LA Opera’s 2014/15 season begins September 13 with an Art Deco-inspired production of La Traviata directed and designed by Marta Domingo. Mrs. Domingo took a break from rehearsals to talk to us about her inspiration and influences for this beloved Verdi masterpiece.
What inspired you to set La Traviata in the Art Deco era?
Art Deco and the Roaring Twenties have always fascinated me. Both of these—one an artistic movement, the other a social phenomenon—flourished at the same time. Art Deco represented elegance and glamour—think of Hollywood's sophisticated women and mysterious vamps—but also modernism and industrial progress. The era of speed had begun.
What had changed during this period?
A brutal war had left the nation in mourning for a lost generation of men, so young people took up the motto “Enjoy today to the fullest, for tomorrow may never arrive.” No moral or social barriers could stop them. They indulged in scandalous behavior—drinking in Prohibition-era speakeasies, sometimes drinking absinthe, the “Green Curse” of France; smoking cigarettes in public through long holders; and dancing wildly in dark clubs to the shocking rhythms of the Charleston played by jazz bands. And then there were cars, still relatively new at the time, perfect and comfortable for practicing the new sexual sport: petting.
Violetta's first entrance in La Traviata.
What influenced your designs for the production?

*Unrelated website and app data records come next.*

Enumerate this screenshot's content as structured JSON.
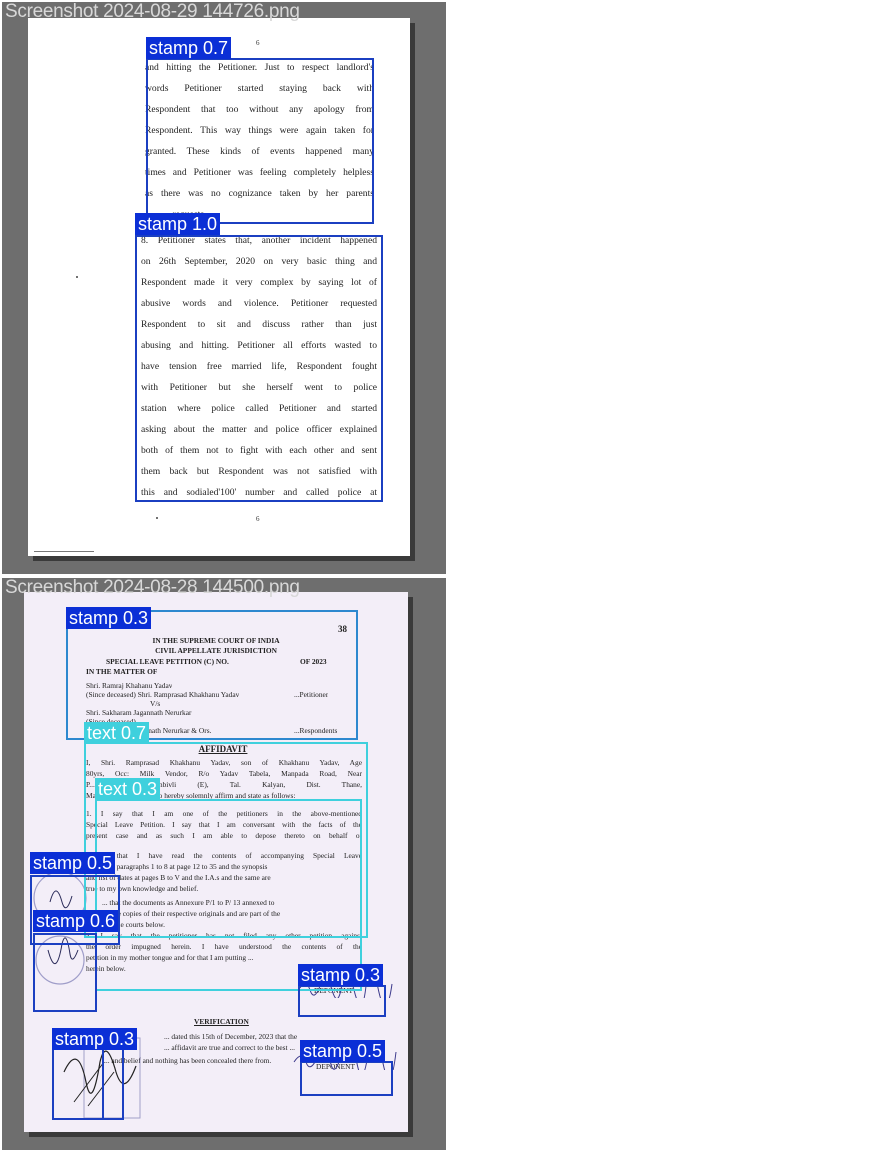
{
  "screenshot1": {
    "filename": "Screenshot 2024-08-29 144726.png",
    "page_number_top": "6",
    "page_number_bottom": "6",
    "lines": [
      "and hitting the Petitioner. Just to respect landlord's",
      "words Petitioner started staying back with",
      "Respondent that too without any apology from",
      "Respondent. This way things were again taken for",
      "granted. These kinds of events happened many",
      "times and Petitioner was feeling completely helpless",
      "as there was no cognizance taken by her parents",
      "... requests.",
      "8. Petitioner states that, another incident happened",
      "on 26th September, 2020 on very basic thing and",
      "Respondent made it very complex by saying lot of",
      "abusive words and violence. Petitioner requested",
      "Respondent to sit and discuss rather than just",
      "abusing and hitting. Petitioner all efforts wasted to",
      "have tension free married life, Respondent fought",
      "with Petitioner but she herself went to police",
      "station where police called Petitioner and started",
      "asking about the matter and police officer explained",
      "both of them not to fight with each other and sent",
      "them back but Respondent was not satisfied with",
      "this and sodialed'100' number and called police at"
    ],
    "detections": [
      {
        "label": "stamp 0.7"
      },
      {
        "label": "stamp 1.0"
      }
    ]
  },
  "screenshot2": {
    "filename": "Screenshot 2024-08-28 144500.png",
    "page_number": "38",
    "header": {
      "court": "IN THE SUPREME COURT OF INDIA",
      "jurisdiction": "CIVIL APPELLATE JURISDICTION",
      "petition": "SPECIAL LEAVE PETITION (C) NO.",
      "year": "OF 2023",
      "matter": "IN THE MATTER OF"
    },
    "parties": [
      "Shri. Ramraj Khahanu Yadav",
      "(Since deceased) Shri. Ramprasad Khakhanu Yadav",
      "V/s",
      "Shri. Sakharam Jagannath Nerurkar",
      "(Since deceased)",
      "... Jagannath Nerurkar & Ors."
    ],
    "petitioner_role": "...Petitioner",
    "respondent_role": "...Respondents",
    "affidavit_title": "AFFIDAVIT",
    "affidavit_lines": [
      "I, Shri. Ramprasad Khakhanu Yadav, son of Khakhanu Yadav, Age",
      "80yrs, Occ: Milk Vendor, R/o Yadav Tabela, Manpada Road, Near",
      "P... ...y, Dombivli (E), Tal. Kalyan, Dist. Thane,",
      "Maharashtra - 421201, do hereby solemnly affirm and state as follows:",
      "1. I say that I am one of the petitioners in the above-mentioned",
      "Special Leave Petition. I say that I am conversant with the facts of the",
      "present case and as such I am able to depose thereto on behalf of",
      "... that I have read the contents of accompanying Special Leave",
      "... at paragraphs 1 to 8 at page 12 to 35 and the synopsis",
      "and list of dates at pages B to V and the I.A.s and the same are",
      "true to my own knowledge and belief.",
      "... that the documents as Annexure P/1 to P/ 13 annexed to",
      "... true copies of their respective originals and are part of the",
      "record of the courts below.",
      "4. I say that the petitioner has not filed any other petition against",
      "the order impugned herein. I have understood the contents of the",
      "petition in my mother tongue and for that I am putting ...",
      "herein below."
    ],
    "deponent_label_1": "DEPONENT",
    "verification_title": "VERIFICATION",
    "verification_lines": [
      "... dated this 15th of December, 2023 that the",
      "... affidavit are true and correct to the best ...",
      "... and belief and nothing has been concealed there from."
    ],
    "deponent_label_2": "DEPONENT",
    "detections": [
      {
        "label": "stamp 0.3"
      },
      {
        "label": "text 0.7"
      },
      {
        "label": "text 0.3"
      },
      {
        "label": "stamp 0.5"
      },
      {
        "label": "stamp 0.6"
      },
      {
        "label": "stamp 0.3"
      },
      {
        "label": "stamp 0.3"
      },
      {
        "label": "stamp 0.5"
      }
    ]
  },
  "colors": {
    "stamp_box": "#1b3fc1",
    "stamp_label_bg": "#0b2fd6",
    "text_box": "#3fd0dd",
    "viewer_bg": "#6e6e6e"
  }
}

In the third act, Flora's party takes place in a private nightclub decorated with the characteristic geometric lines and predominant colors of Art Deco: black and gold. When I started thinking about the costumes and choreography for this part of the opera, Josephine Baker with her famous skirt of bananas first came to my mind. But I suddenly realized that I had my inspiration right in front of me: a little statuette of an oriental dancer, whose delicate body is made of ivory and her brief costume made of bronze. It’s one of my most precious belongings, and even if it is not signed by the great Romanian Art Deco sculptor Chiparus, it is as exquisite as any of his dancers. A fascination with exotic cultures was a defining characteristic of Art Deco, after the discovery of Tutankhamen’s tomb in 1921.
The bronze and ivory sculptures of Demétre Chiparus (1886-1947) embody the spirit of the Art Deco epoch. When the art of ancient Egypt came into fashion during the 1920s, Chiparus created numerous decorative figures that represented Egyptian dancers, like this one.
The new fashions of the 1920s were also fascinating to me. Wild and frenetic popular dances—such as the Charleston, Black Bottom and Shimmy—demanded total freedom of movement. Corsets were abolished, and with lighter undergarments such as the “step-ins,” a new woman emerged: slim, stylish, refined and reckless. On one side the new fashion called “the Garçon Look” made women look very girlish; on the other hand, the pale skin and black-lined eyes created the fascinating American “vamp” and the French “femme fatale.”